I grew up on Star Trek. Originally, it was tiny me, watching ‘Star Trek: The Next Generation’ with my parents. A few yeas later, I stumbled upon reruns of the original series, and I finally understood why the one I watched with my parents was called “the next generation.” I was fascinated. These people paved the way for the Enterprise crew I knew and loved to explore the universe. I had to know about them. So I watched. And admittedly, I wasn’t terribly impressed.
At first, the original series seemed silly. The effects were nowhere near the quality I was used to, the sets always looked like sets, and the aliens didn’t look all that alien. But I have to admit, I was six years old and an idiot. The longer I was a student, however, the more I grew to appreciate the show. Here was this show about a group of exceptionally smart people who went off into space and had amazing adventures. They didn’t want to conquer. They wanted to see and do and try new things. They wanted to learn. And they were celebrated for that fact. It was amazing. It was joyous. I was in love.

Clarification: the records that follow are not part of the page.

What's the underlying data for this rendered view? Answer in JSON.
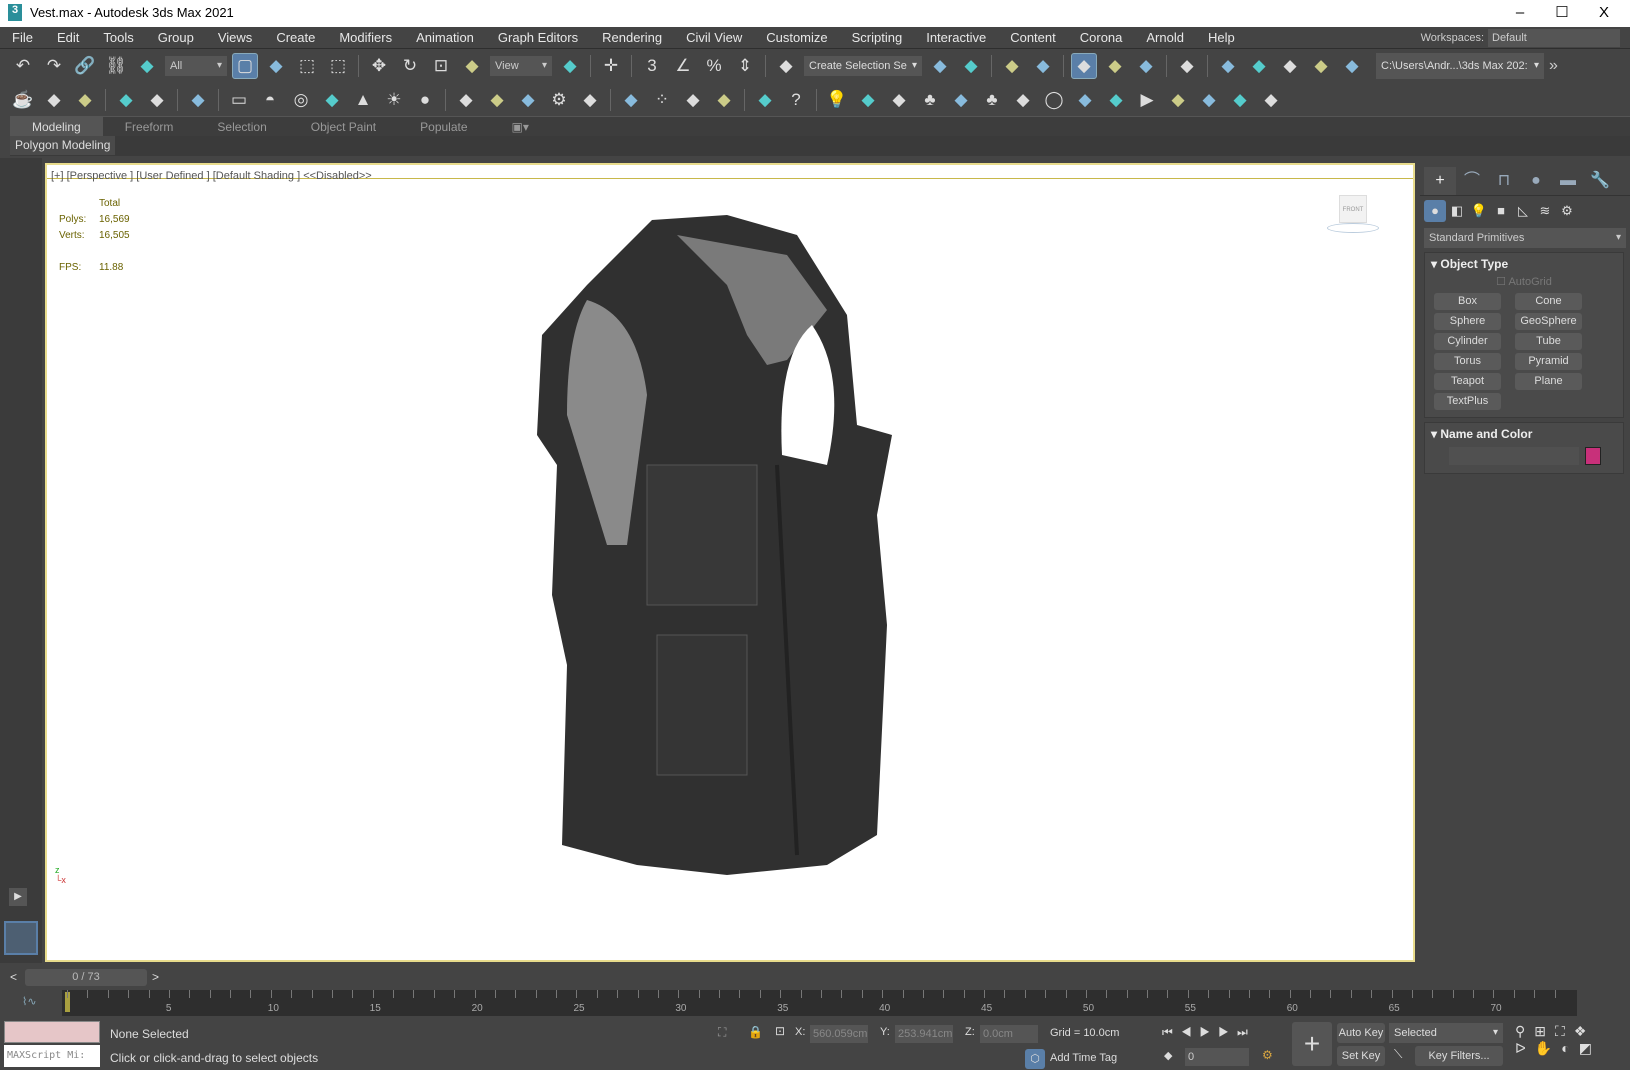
{
  "window": {
    "title": "Vest.max - Autodesk 3ds Max 2021",
    "app_icon": "3",
    "minimize": "–",
    "maximize": "☐",
    "close": "X"
  },
  "menu": [
    "File",
    "Edit",
    "Tools",
    "Group",
    "Views",
    "Create",
    "Modifiers",
    "Animation",
    "Graph Editors",
    "Rendering",
    "Civil View",
    "Customize",
    "Scripting",
    "Interactive",
    "Content",
    "Corona",
    "Arnold",
    "Help"
  ],
  "workspaces": {
    "label": "Workspaces:",
    "value": "Default"
  },
  "toolbar": {
    "filter": "All",
    "ref_coord": "View",
    "named_sel": "Create Selection Se",
    "path": "C:\\Users\\Andr...\\3ds Max 202:",
    "more": "»",
    "icons1": [
      "undo-icon",
      "redo-icon",
      "link-icon",
      "unlink-icon",
      "bind-spacewarp-icon",
      "|filter",
      "select-object-icon",
      "select-by-name-icon",
      "rect-region-icon",
      "window-crossing-icon",
      "|",
      "move-icon",
      "rotate-icon",
      "scale-icon",
      "placement-icon",
      "|refcoord",
      "pivot-icon",
      "|",
      "snap-toggle-icon",
      "|",
      "snap-3d-icon",
      "angle-snap-icon",
      "percent-snap-icon",
      "spinner-snap-icon",
      "|",
      "edit-named-sel-icon",
      "|namedsel",
      "mirror-icon",
      "align-icon",
      "|",
      "scene-explorer-icon",
      "layer-explorer-icon",
      "|",
      "toggle-ribbon-icon",
      "curve-editor-icon",
      "dope-sheet-icon",
      "|",
      "render-setup-icon",
      "|",
      "render-frame-icon",
      "render-icon",
      "render-iterative-icon",
      "render-cloud-icon",
      "a360-gallery-icon",
      "|path"
    ],
    "icons2": [
      "teapot-icon",
      "arnold-icon",
      "render-window-icon",
      "|",
      "light-icon",
      "camera-icon",
      "|",
      "camera-film-icon",
      "|",
      "plane-icon",
      "dome-icon",
      "disc-icon",
      "teapot2-icon",
      "cone-icon",
      "sun-icon",
      "sphere-icon",
      "|",
      "particles-icon",
      "molecule-icon",
      "truss-icon",
      "gear-icon",
      "grass-icon",
      "|",
      "material-sphere-icon",
      "palette-icon",
      "photo-icon",
      "material-icon",
      "|",
      "clipboard-icon",
      "help-icon",
      "|",
      "light-bulb-icon",
      "sun-light-icon",
      "video-camera-icon",
      "trees-icon",
      "book-icon",
      "tree-icon",
      "tree-card-icon",
      "ring-icon",
      "layers-icon",
      "frame-icon",
      "play-icon",
      "camera-add-icon",
      "window-icon",
      "teapot3-icon",
      "bulb-icon"
    ]
  },
  "glyphs": {
    "undo-icon": "↶",
    "redo-icon": "↷",
    "link-icon": "🔗",
    "unlink-icon": "⛓",
    "move-icon": "✥",
    "rotate-icon": "↻",
    "scale-icon": "⊡",
    "snap-toggle-icon": "✛",
    "snap-3d-icon": "3",
    "angle-snap-icon": "∠",
    "percent-snap-icon": "%",
    "spinner-snap-icon": "⇕",
    "help-icon": "?",
    "sun-icon": "☀",
    "cone-icon": "▲",
    "sphere-icon": "●",
    "teapot-icon": "☕",
    "light-bulb-icon": "💡",
    "gear-icon": "⚙",
    "ring-icon": "◯",
    "play-icon": "▶",
    "tree-icon": "♣",
    "trees-icon": "♣",
    "palette-icon": "⁘",
    "disc-icon": "◎",
    "dome-icon": "◓",
    "plane-icon": "▭",
    "select-object-icon": "▢",
    "rect-region-icon": "⬚",
    "window-crossing-icon": "⬚"
  },
  "ribbon": {
    "tabs": [
      "Modeling",
      "Freeform",
      "Selection",
      "Object Paint",
      "Populate"
    ],
    "active": 0,
    "panel": "Polygon Modeling"
  },
  "viewport": {
    "label": "[+] [Perspective ] [User Defined ] [Default Shading ]  <<Disabled>>",
    "stats": {
      "header": "Total",
      "polys_label": "Polys:",
      "polys": "16,569",
      "verts_label": "Verts:",
      "verts": "16,505",
      "fps_label": "FPS:",
      "fps": "11.88"
    },
    "viewcube": "FRONT"
  },
  "command_panel": {
    "tabs": [
      "create-icon",
      "modify-icon",
      "hierarchy-icon",
      "motion-icon",
      "display-icon",
      "utilities-icon"
    ],
    "subtabs": [
      "geometry-icon",
      "shapes-icon",
      "lights-icon",
      "cameras-icon",
      "helpers-icon",
      "spacewarps-icon",
      "systems-icon"
    ],
    "category": "Standard Primitives",
    "object_type": {
      "title": "Object Type",
      "autogrid": "AutoGrid",
      "buttons": [
        "Box",
        "Cone",
        "Sphere",
        "GeoSphere",
        "Cylinder",
        "Tube",
        "Torus",
        "Pyramid",
        "Teapot",
        "Plane",
        "TextPlus"
      ]
    },
    "name_color": {
      "title": "Name and Color",
      "value": "",
      "color": "#c8307a"
    }
  },
  "timeline": {
    "frame": "0 / 73",
    "prev": "<",
    "next": ">",
    "end": 73,
    "labels": [
      5,
      10,
      15,
      20,
      25,
      30,
      35,
      40,
      45,
      50,
      55,
      60,
      65,
      70
    ]
  },
  "status": {
    "maxscript": "MAXScript Mi:",
    "selection": "None Selected",
    "prompt": "Click or click-and-drag to select objects",
    "x_label": "X:",
    "x": "560.059cm",
    "y_label": "Y:",
    "y": "253.941cm",
    "z_label": "Z:",
    "z": "0.0cm",
    "grid": "Grid = 10.0cm",
    "time_tag": "Add Time Tag",
    "frame_value": "0",
    "auto_key": "Auto Key",
    "set_key": "Set Key",
    "key_mode": "Selected",
    "key_filters": "Key Filters..."
  }
}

As I got older, I learned the context in which these episodes were presented, and because of that, I started to really understand what the show was about. The series aired in the mid-60s, at the height of the Civil Rights movement. And here was this show about a group of people from all walks of life, coming together to explore and learn and grow. It was a story of people learning about others who were not like them, but seeing them as equal and deserving of their respect. The show wasn’t just “‘Wagon Train’ to the stars.” It was a beautiful message of peace and hope and love. These capable, intelligent people with eager minds and open hearts going off into the universe to see what it has to offer, and to accept it graciously.
The original series, to this day, remains myfavorite. It has helped shape how I view the world. It helped teach me to not be afraid of the unknown, but instead to be excited by it and the possibilities it holds. Spock showed me that knowledge and logic are the powerful weapons you can have in your arsenal. McCoy taught me to stick to my guns, no matter how much people argue with you. Uhura taught me to have grace under pressure, no matter how hectic things get around you. And Captain Kirk showed me that no matter how heroic you are considered to be, it’s still okay to ask for help.

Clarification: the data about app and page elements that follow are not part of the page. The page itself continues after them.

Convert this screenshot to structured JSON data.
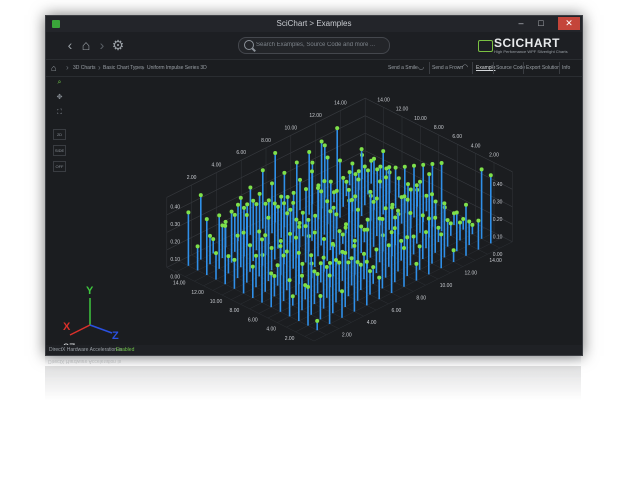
{
  "window": {
    "title": "SciChart > Examples"
  },
  "titlebar": {
    "minimize": "–",
    "maximize": "□",
    "close": "✕"
  },
  "navbar": {
    "back_icon": "chevron-left-icon",
    "home_icon": "home-icon",
    "forward_icon": "chevron-right-icon",
    "settings_icon": "gear-icon",
    "search_placeholder": "Search Examples, Source Code and more ..."
  },
  "logo": {
    "brand": "SCICHART",
    "tagline": "High Performance WPF Silverlight Charts"
  },
  "breadcrumb": {
    "items": [
      "3D Charts",
      "Basic Chart Types",
      "Uniform Impulse Series 3D"
    ]
  },
  "actions": {
    "smile": "Send a Smile",
    "frown": "Send a Frown",
    "example": "Example",
    "source": "Source Code",
    "export": "Export Solution",
    "info": "Info"
  },
  "toolbar": {
    "b1": "2D",
    "b2": "SIDE",
    "b3": "OFF"
  },
  "chart_data": {
    "type": "impulse-3d",
    "title": "",
    "x_ticks": [
      "2.00",
      "4.00",
      "6.00",
      "8.00",
      "10.00",
      "12.00",
      "14.00"
    ],
    "z_ticks": [
      "2.00",
      "4.00",
      "6.00",
      "8.00",
      "10.00",
      "12.00",
      "14.00"
    ],
    "y_ticks": [
      "0.00",
      "0.10",
      "0.20",
      "0.30",
      "0.40"
    ],
    "grid_size": 15,
    "stem_color": "#2f8fe8",
    "marker_color": "#7ee04a",
    "axis_labels": {
      "x": "X",
      "y": "Y",
      "z": "Z"
    },
    "camera_value": "27"
  },
  "status": {
    "label": "DirectX Hardware Acceleration is",
    "value": "Enabled"
  }
}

Today is Gene Roddenberry’s birthday. He would have been 92. I want to thank him for creating something wonderful and comforting and inspiring. I have been, and always shall be, your fan.